- [Element data from apps and pages]:
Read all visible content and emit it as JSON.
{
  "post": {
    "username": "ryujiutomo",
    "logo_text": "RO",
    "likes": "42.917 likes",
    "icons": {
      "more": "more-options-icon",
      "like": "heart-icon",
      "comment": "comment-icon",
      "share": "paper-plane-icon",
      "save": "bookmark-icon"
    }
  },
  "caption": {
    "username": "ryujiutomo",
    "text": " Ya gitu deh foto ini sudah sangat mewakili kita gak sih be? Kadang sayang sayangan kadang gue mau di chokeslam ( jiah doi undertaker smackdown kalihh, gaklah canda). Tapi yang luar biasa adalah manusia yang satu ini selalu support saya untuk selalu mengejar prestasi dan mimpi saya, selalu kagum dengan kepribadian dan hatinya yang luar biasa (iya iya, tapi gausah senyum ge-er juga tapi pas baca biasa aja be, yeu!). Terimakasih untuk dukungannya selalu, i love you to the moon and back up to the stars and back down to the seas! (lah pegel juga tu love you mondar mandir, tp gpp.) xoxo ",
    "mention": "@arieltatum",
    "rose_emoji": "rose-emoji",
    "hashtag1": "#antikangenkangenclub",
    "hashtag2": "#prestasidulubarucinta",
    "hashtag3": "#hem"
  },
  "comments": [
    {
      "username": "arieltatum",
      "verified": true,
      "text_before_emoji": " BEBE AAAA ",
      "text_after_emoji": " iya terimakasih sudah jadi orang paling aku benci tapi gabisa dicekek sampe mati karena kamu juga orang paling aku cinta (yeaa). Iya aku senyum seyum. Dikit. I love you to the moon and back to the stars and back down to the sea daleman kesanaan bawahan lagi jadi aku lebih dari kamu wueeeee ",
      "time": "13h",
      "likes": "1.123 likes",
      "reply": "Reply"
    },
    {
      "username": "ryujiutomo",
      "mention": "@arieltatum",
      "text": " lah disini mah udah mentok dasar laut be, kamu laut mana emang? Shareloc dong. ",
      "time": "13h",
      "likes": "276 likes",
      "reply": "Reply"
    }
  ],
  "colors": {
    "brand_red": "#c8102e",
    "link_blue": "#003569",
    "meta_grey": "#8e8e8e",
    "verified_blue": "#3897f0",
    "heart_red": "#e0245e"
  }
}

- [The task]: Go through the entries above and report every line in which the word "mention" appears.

- [Written answer]:
    "mention": "@arieltatum",
      "mention": "@arieltatum",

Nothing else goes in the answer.